YouTube sensation and popular digital influencer Lilly Singh, better known by her username ‘Superwoman,’ announced in a video released November 12th that she will be taking a break from the video-sharing platform to focus on her mental health, creative motivation and inspiration and her many off-platform endeavours.
With a collective 17.2 million subscribers across her main and vlog channels gathering a monthly average of 59-million views, Singh is among the platform’s highest earners. The 30-year-old personality began posting to her channel back in 2010, with most of her subject matter being about her Indian upbringing and ethnic background. However, she soon expanded her content and in 2017 earned $10.5 million, making her one of the highest paid YouTubers in the world, according to Forbes Magazine.
On the platform for eight years, Singh is no stranger to online superstardom: “I have been doing YouTube consistently for eight years. For eight years, I have been putting out videos, and for a lot of those years, I’ve been doing it twice a week, plus daily vlogs. I’ve enjoyed it, I love it, but that doesn’t take away from the fact that it has been a lot.”
In her video Singh admits to not feeling mentally healthy, noting that she is unable to confront these issues while she is, “constantly pumping out content.” However, she was adamant that she would much rather fight for her happiness than for relevance.
A significant source of her struggle is the content itself, “I haven’t been super happy with a lot of the content I’ve created…The thing about YouTube is that, in all of its glory, it kind of is a machine, and it makes creators believe that we have to pump out content consistently even at the cost of our life and our mental health and our happiness, because if you don’t, then you’ll become irrelevant.”
Singh is not the first creator to talk about this sense of immense pressure. Other influencers on YouTube, including big names such as Grace Helbig and Alisha Marie, have also decided to take a temporary step back from the platform and internet limelight to re-evaluate.
Over the summer the Toronto native expressed dismay about the difficulty of satisfying YouTube audiences who only ever seem to want more and, in her video, she states that creators should not measure the quality of their material merely by how many views it garners. “That’s why I need to take a little bit of a break to truly re-evaluate what I define my success as, and what I want my legacy to be,” she said. “Because right now it’s not something that I’m proud of.”
Though she is unsure of how long her break will last, Singh does plan on focusing on her non-YouTube-related undertakings – which are abundant. “I’m not making any rules.
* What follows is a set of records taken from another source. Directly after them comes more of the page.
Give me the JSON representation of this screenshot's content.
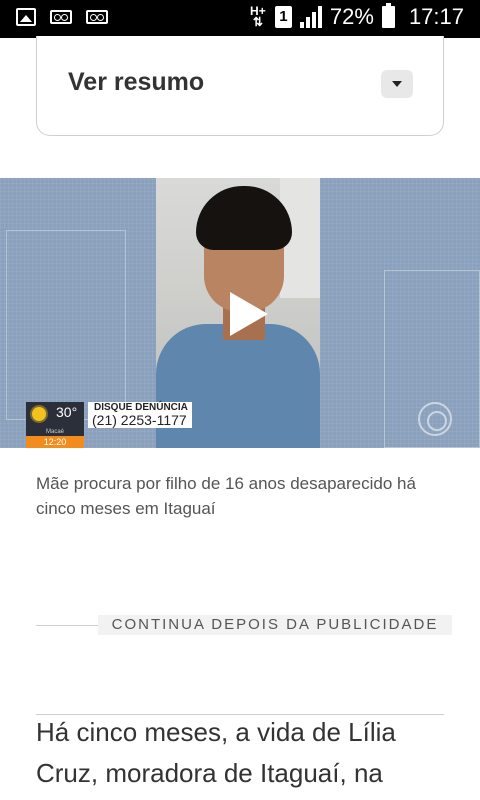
{
  "status_bar": {
    "battery_percent": "72%",
    "time": "17:17",
    "network_type": "H+",
    "sim_slot": "1",
    "icons": [
      "gallery-icon",
      "voicemail-icon",
      "voicemail-icon",
      "hplus-icon",
      "sim-icon",
      "signal-icon",
      "battery-icon"
    ]
  },
  "summary": {
    "title": "Ver resumo",
    "toggle_icon": "chevron-down-icon"
  },
  "video": {
    "play_icon": "play-icon",
    "weather": {
      "temp": "30°",
      "city": "Macaé",
      "time": "12:20"
    },
    "hotline": {
      "title": "DISQUE DENÚNCIA",
      "phone": "(21) 2253-1177"
    },
    "watermark_icon": "globo-icon"
  },
  "caption": "Mãe procura por filho de 16 anos desaparecido há cinco meses em Itaguaí",
  "ad_separator": "CONTINUA DEPOIS DA PUBLICIDADE",
  "article": {
    "first_paragraph": "Há cinco meses, a vida de Lília Cruz, moradora de Itaguaí, na"
  },
  "colors": {
    "status_bar_bg": "#000000",
    "video_bg": "#8aa0bd",
    "weather_time_accent": "#f28c1c"
  }
}
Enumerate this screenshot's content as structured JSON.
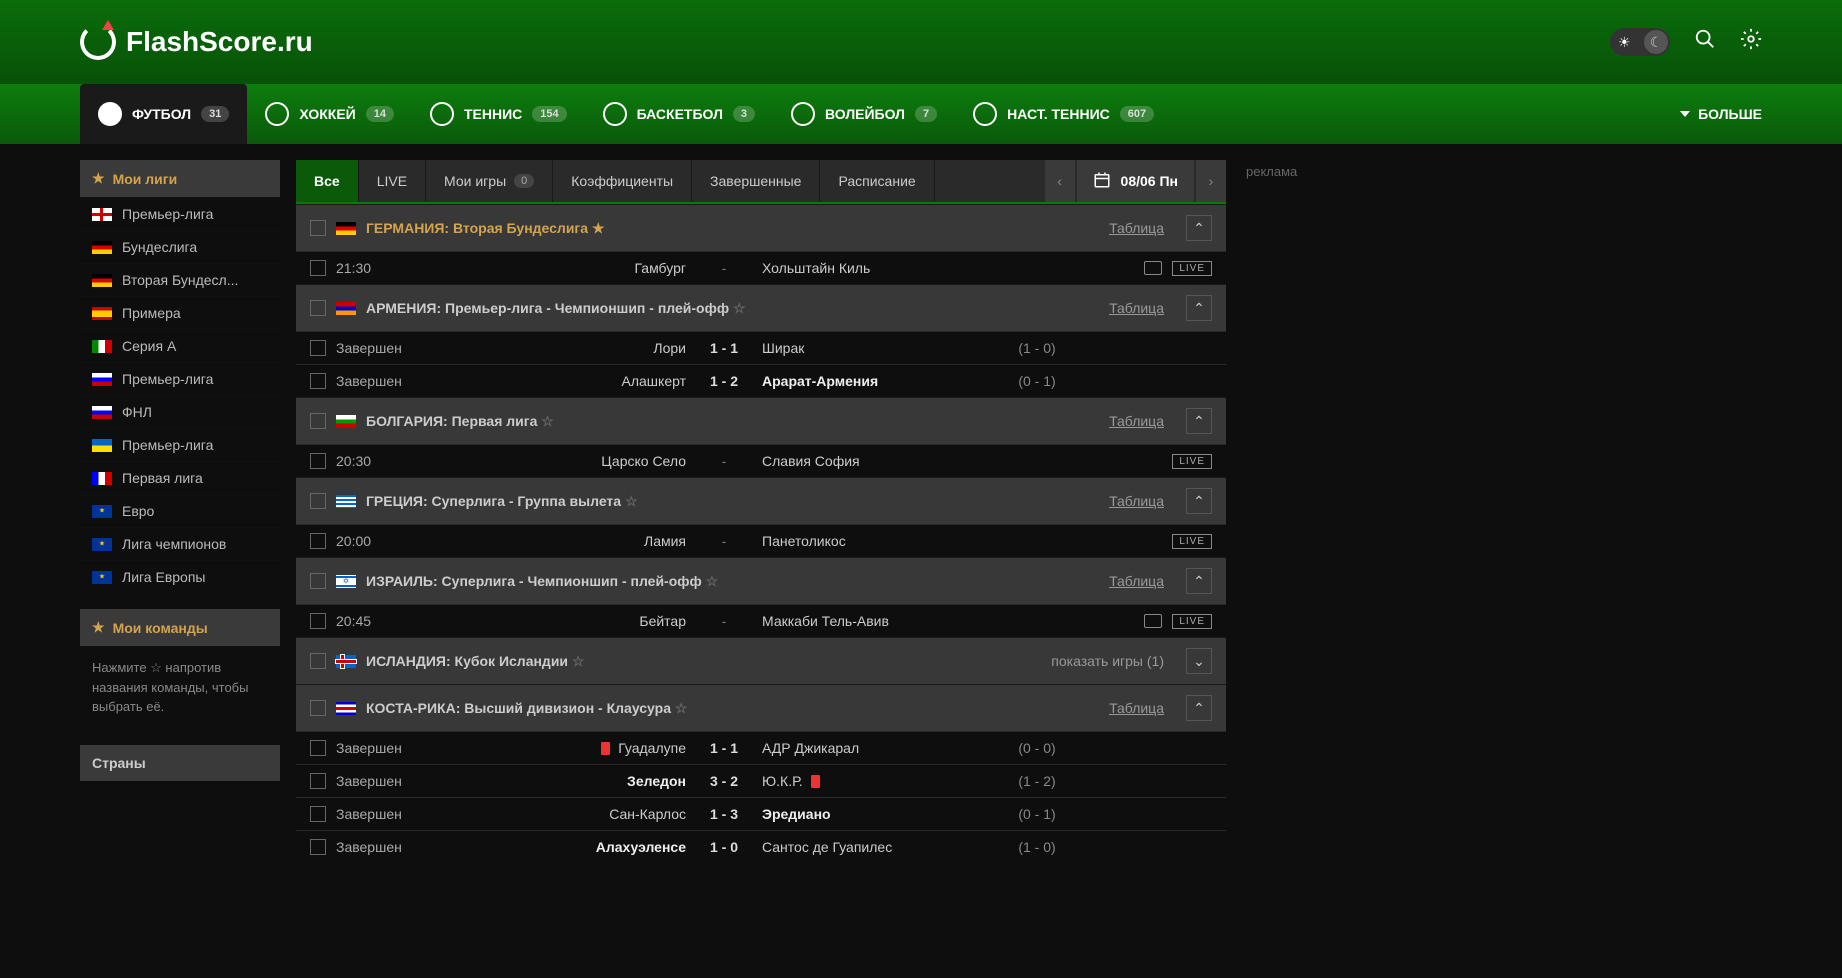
{
  "logo": "FlashScore.ru",
  "sports": [
    {
      "label": "ФУТБОЛ",
      "count": "31",
      "active": true
    },
    {
      "label": "ХОККЕЙ",
      "count": "14"
    },
    {
      "label": "ТЕННИС",
      "count": "154"
    },
    {
      "label": "БАСКЕТБОЛ",
      "count": "3"
    },
    {
      "label": "ВОЛЕЙБОЛ",
      "count": "7"
    },
    {
      "label": "НАСТ. ТЕННИС",
      "count": "607"
    }
  ],
  "more": "БОЛЬШЕ",
  "sidebar": {
    "my_leagues": "Мои лиги",
    "leagues": [
      {
        "label": "Премьер-лига",
        "flag": "fl-eng"
      },
      {
        "label": "Бундеслига",
        "flag": "fl-ger"
      },
      {
        "label": "Вторая Бундесл...",
        "flag": "fl-ger"
      },
      {
        "label": "Примера",
        "flag": "fl-esp"
      },
      {
        "label": "Серия А",
        "flag": "fl-ita"
      },
      {
        "label": "Премьер-лига",
        "flag": "fl-rus"
      },
      {
        "label": "ФНЛ",
        "flag": "fl-rus"
      },
      {
        "label": "Премьер-лига",
        "flag": "fl-ukr"
      },
      {
        "label": "Первая лига",
        "flag": "fl-fra"
      },
      {
        "label": "Евро",
        "flag": "fl-eur"
      },
      {
        "label": "Лига чемпионов",
        "flag": "fl-eur"
      },
      {
        "label": "Лига Европы",
        "flag": "fl-eur"
      }
    ],
    "my_teams": "Мои команды",
    "teams_hint": "Нажмите ☆ напротив названия команды, чтобы выбрать её.",
    "countries": "Страны"
  },
  "filters": {
    "all": "Все",
    "live": "LIVE",
    "my_games": "Мои игры",
    "my_games_count": "0",
    "odds": "Коэффициенты",
    "finished": "Завершенные",
    "scheduled": "Расписание"
  },
  "date": "08/06 Пн",
  "table_link": "Таблица",
  "leagues_data": [
    {
      "name": "ГЕРМАНИЯ: Вторая Бундеслига",
      "flag": "fl-ger",
      "pinned": true,
      "table": true,
      "expand": "up",
      "matches": [
        {
          "status": "21:30",
          "home": "Гамбург",
          "score": "-",
          "away": "Хольштайн Киль",
          "ht": "",
          "tv": true,
          "live": true
        }
      ]
    },
    {
      "name": "АРМЕНИЯ: Премьер-лига - Чемпионшип - плей-офф",
      "flag": "fl-arm",
      "table": true,
      "expand": "up",
      "matches": [
        {
          "status": "Завершен",
          "home": "Лори",
          "score": "1 - 1",
          "away": "Ширак",
          "ht": "(1 - 0)"
        },
        {
          "status": "Завершен",
          "home": "Алашкерт",
          "score": "1 - 2",
          "away": "Арарат-Армения",
          "away_bold": true,
          "ht": "(0 - 1)"
        }
      ]
    },
    {
      "name": "БОЛГАРИЯ: Первая лига",
      "flag": "fl-bul",
      "table": true,
      "expand": "up",
      "matches": [
        {
          "status": "20:30",
          "home": "Царско Село",
          "score": "-",
          "away": "Славия София",
          "ht": "",
          "live": true
        }
      ]
    },
    {
      "name": "ГРЕЦИЯ: Суперлига - Группа вылета",
      "flag": "fl-gre",
      "table": true,
      "expand": "up",
      "matches": [
        {
          "status": "20:00",
          "home": "Ламия",
          "score": "-",
          "away": "Панетоликос",
          "ht": "",
          "live": true
        }
      ]
    },
    {
      "name": "ИЗРАИЛЬ: Суперлига - Чемпионшип - плей-офф",
      "flag": "fl-isr",
      "table": true,
      "expand": "up",
      "matches": [
        {
          "status": "20:45",
          "home": "Бейтар",
          "score": "-",
          "away": "Маккаби Тель-Авив",
          "ht": "",
          "tv": true,
          "live": true
        }
      ]
    },
    {
      "name": "ИСЛАНДИЯ: Кубок Исландии",
      "flag": "fl-ice",
      "show_games": "показать игры (1)",
      "expand": "down"
    },
    {
      "name": "КОСТА-РИКА: Высший дивизион - Клаусура",
      "flag": "fl-cos",
      "table": true,
      "expand": "up",
      "matches": [
        {
          "status": "Завершен",
          "home": "Гуадалупе",
          "home_red": true,
          "score": "1 - 1",
          "away": "АДР Джикарал",
          "ht": "(0 - 0)"
        },
        {
          "status": "Завершен",
          "home": "Зеледон",
          "home_bold": true,
          "score": "3 - 2",
          "away": "Ю.К.Р.",
          "away_red": true,
          "ht": "(1 - 2)"
        },
        {
          "status": "Завершен",
          "home": "Сан-Карлос",
          "score": "1 - 3",
          "away": "Эредиано",
          "away_bold": true,
          "ht": "(0 - 1)"
        },
        {
          "status": "Завершен",
          "home": "Алахуэленсе",
          "home_bold": true,
          "score": "1 - 0",
          "away": "Сантос де Гуапилес",
          "ht": "(1 - 0)"
        }
      ]
    }
  ],
  "ad": "реклама"
}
This might be a one week break. This might be a one month break – I have no idea.”
In the past year, she has jump-started her own production studio, Unicorn Island Productions, and headed the United Nations’ Social Good Summit (where she holds the position as the first-ever Goodwill Ambassador to UNICEF to emerge from the digital space). She also acted in HBO’s Fahrenheit 451, walked a New York Fashion Week runway and was named a number one New York Times bestselling author. And these are just a few of the many outside projects in which she has participated.
In her video, Singh admitted to feeling anxious and afraid of taking a break, for the same reason many other digital influencers fear – that their audience will find someone else to watch and that their view and subscriber numbers will drop and cause YouTube’s notoriously unpredictable algorithm to work against them. However, social media indicates that Singh’s fans are very supportive of her decision to take a break.
With the profusion of “digital celebrities”, anyone with a camera and wifi connection has the potential to become the next big internet sensation, but what is often not considered is the immense pressure placed on celebrities to continually create content that will keep audiences interested, loyal and hungry for more, video after video.
Kudos to Lilly Singh for coming to her own rescue and being her own Superwoman. She is helping to create an awareness that influencers are real people with feelings, goals, and struggles, and reminding us all that it is perfectly acceptable (and healthy) to take time to recharge and re-evaluate what truly makes us happy.